Compassionate but not without an anguish to the indifference and cruelty of the society, It Rains on Our Love has the sensibility of the French poetic realism while the story is framed by an “angelic” presence of a narrator who also serves as the defender of the suffering couple in the climactic court room scene. There’s still manipulative sensationalism that pervades the plot, but in Bergman’s hand, the film never loses the introspection.
The directorial debut of the great Ingmar Bergman looks like telling two stories in one film, uneven in tone with a sensationalist plot, discerning the unadorned countryside from the seductive big city by superficial characterization and maternal differences between two mothers. Still we saw glimpses of Bergman’s obsession on tormented and sinful characters, shadow of the looming death, conflicting interrelationships between women, and above all, his sensibility on images and effective mise-en-scène.

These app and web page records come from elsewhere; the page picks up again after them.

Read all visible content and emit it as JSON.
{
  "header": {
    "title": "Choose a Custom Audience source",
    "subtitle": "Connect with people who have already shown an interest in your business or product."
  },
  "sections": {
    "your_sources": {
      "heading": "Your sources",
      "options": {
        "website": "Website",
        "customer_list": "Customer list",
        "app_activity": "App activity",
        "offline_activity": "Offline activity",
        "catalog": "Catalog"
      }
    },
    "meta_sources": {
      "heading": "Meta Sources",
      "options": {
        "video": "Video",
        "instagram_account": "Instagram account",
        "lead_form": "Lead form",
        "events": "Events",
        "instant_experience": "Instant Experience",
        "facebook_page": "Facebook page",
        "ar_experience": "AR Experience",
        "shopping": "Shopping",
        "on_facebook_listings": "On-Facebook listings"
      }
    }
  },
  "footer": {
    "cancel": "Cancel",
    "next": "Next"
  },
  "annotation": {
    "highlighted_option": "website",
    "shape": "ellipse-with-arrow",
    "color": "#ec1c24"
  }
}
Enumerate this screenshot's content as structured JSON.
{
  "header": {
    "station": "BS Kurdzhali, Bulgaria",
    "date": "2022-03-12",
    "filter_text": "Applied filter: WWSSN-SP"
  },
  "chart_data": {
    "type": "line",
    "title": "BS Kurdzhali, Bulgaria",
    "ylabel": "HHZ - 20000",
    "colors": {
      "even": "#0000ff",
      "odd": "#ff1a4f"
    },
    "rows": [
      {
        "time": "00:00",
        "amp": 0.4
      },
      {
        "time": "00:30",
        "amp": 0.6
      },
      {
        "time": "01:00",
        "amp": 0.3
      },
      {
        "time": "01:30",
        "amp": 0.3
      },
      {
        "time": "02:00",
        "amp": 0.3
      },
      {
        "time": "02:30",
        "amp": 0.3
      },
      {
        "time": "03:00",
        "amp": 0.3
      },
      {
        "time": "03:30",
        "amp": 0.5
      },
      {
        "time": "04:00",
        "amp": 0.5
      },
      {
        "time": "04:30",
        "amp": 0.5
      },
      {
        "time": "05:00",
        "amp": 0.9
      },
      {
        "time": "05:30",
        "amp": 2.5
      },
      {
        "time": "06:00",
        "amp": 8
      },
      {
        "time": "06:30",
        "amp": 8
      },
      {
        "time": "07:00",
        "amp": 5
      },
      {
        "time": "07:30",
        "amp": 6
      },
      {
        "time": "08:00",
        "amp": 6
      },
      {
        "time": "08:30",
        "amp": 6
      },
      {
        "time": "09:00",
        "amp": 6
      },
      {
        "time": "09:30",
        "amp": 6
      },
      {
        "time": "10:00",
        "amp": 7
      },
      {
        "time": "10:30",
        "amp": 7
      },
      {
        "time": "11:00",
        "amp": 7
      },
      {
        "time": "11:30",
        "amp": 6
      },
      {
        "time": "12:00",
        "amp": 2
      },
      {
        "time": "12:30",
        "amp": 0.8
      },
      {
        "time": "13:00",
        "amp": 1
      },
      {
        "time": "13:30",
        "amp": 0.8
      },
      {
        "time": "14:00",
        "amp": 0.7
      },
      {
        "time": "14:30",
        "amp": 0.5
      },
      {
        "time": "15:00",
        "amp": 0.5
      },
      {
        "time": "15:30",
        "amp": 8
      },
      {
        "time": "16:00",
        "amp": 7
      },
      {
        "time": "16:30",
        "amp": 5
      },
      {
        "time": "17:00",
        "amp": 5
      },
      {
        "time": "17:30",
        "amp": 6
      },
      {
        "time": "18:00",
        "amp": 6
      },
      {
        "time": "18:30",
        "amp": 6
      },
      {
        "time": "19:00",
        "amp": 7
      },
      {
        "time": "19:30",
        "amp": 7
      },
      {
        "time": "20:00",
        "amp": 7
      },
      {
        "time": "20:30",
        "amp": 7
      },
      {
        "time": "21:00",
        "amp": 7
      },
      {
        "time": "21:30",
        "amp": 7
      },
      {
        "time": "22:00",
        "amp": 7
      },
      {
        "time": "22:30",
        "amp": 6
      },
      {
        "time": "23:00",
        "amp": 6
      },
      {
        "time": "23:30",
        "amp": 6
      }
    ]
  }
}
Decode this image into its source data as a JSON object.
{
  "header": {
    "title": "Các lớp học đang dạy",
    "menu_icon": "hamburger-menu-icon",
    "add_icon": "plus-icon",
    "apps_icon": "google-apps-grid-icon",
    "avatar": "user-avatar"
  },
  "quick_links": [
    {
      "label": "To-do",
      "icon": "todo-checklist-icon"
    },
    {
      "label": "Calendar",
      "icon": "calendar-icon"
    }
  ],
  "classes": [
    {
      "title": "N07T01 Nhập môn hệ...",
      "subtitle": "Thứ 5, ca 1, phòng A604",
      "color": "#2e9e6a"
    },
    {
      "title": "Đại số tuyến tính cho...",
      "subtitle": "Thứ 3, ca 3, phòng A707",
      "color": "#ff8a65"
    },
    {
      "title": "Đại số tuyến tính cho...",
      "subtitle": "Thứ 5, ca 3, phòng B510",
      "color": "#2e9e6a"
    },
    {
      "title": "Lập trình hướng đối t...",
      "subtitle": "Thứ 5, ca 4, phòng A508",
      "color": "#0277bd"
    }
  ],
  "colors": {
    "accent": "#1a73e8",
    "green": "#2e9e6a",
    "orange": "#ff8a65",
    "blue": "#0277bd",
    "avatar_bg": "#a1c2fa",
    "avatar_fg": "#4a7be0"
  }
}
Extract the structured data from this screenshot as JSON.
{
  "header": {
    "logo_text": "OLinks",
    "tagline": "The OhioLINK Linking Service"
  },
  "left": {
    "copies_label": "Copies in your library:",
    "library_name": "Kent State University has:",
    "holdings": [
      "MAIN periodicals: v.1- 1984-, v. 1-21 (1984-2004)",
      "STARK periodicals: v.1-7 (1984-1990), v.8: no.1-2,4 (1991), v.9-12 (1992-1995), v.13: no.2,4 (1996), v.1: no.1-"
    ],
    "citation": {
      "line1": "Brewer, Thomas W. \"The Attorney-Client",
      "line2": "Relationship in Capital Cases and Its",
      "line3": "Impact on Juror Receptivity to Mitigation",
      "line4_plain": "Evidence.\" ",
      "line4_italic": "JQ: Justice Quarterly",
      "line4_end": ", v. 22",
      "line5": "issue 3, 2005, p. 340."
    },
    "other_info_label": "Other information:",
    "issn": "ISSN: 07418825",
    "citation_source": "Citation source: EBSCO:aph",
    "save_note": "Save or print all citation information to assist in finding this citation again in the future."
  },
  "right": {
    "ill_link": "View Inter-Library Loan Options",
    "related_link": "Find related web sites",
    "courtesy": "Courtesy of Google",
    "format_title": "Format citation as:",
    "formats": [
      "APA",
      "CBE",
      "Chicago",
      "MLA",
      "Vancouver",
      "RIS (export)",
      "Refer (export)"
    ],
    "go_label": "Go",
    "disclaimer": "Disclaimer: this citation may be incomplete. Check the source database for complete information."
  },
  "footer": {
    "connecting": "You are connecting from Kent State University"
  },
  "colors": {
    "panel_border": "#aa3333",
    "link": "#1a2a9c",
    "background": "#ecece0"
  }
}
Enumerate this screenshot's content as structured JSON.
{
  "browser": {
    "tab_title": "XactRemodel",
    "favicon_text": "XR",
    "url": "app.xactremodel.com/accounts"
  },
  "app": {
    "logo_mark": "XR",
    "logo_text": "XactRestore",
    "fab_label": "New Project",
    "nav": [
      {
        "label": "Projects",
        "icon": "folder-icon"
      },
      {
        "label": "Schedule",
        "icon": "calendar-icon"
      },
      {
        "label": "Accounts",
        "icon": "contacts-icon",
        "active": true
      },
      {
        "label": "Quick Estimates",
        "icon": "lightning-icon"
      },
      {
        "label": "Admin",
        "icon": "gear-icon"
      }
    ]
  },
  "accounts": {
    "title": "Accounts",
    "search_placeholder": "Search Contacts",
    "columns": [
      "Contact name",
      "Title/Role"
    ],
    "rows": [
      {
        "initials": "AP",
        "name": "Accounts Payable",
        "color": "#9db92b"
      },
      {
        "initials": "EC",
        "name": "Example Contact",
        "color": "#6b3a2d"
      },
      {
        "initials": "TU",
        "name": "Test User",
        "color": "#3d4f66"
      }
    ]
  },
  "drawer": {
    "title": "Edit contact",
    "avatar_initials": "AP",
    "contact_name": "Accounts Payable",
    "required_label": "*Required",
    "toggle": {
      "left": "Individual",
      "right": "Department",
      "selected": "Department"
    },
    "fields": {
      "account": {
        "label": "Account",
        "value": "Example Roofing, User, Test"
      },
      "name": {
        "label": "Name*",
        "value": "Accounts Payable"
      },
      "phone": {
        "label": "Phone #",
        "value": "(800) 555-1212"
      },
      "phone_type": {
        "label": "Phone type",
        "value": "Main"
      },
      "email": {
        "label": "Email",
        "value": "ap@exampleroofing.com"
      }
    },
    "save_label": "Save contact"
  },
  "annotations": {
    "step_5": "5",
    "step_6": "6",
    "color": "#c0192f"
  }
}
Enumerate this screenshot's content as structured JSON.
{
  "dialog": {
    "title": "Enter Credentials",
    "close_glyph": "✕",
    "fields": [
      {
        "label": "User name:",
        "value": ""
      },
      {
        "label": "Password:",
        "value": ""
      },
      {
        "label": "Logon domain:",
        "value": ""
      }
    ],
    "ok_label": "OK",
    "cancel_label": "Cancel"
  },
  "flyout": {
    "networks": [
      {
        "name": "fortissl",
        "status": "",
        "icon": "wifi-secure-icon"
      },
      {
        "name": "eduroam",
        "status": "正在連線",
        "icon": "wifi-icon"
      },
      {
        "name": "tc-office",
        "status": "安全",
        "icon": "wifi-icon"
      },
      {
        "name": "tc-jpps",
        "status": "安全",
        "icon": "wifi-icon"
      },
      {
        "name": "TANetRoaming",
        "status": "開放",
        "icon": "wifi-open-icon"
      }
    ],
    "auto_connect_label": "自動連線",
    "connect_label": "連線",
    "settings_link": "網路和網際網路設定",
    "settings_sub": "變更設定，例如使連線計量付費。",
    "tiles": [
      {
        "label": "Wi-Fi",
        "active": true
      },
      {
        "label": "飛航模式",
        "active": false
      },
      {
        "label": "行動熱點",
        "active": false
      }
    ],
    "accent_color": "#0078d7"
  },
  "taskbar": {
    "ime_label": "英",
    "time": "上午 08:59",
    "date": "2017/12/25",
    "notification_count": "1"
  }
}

The Rearward View of Life
Near the end of the film Yi Yi, there is a funeral, the little boy Yang-Yang (Jonathan Chang) reads out the letter he wrote for his deceased grandma (Ruyun Tang), saying he would like to be a person of showing stuff others don't see, and now when he sees his baby cousin, he would feel old too. Every time when I watch this ending, I can imagine director Edward Yang expressing his motivation in making…
24 Frames is the contemplation of the:
1. Nature and its wonder;
2. Animals, their noises and interactions;
3. Climates, the wind, the snow and the rain;
4. Off screen sounds, and the unseen existence;
5. Intervention of human, from presence of vehicles to destruction by killing;
6. Sudden occurrence of cruelty;
7. Stasis, slowness, and condensation of movements;
8. Frame within a frame composition;
9. Imagination beyond a frame of photo;
10. Poetic sentimentality;
11. Observation of surroundings;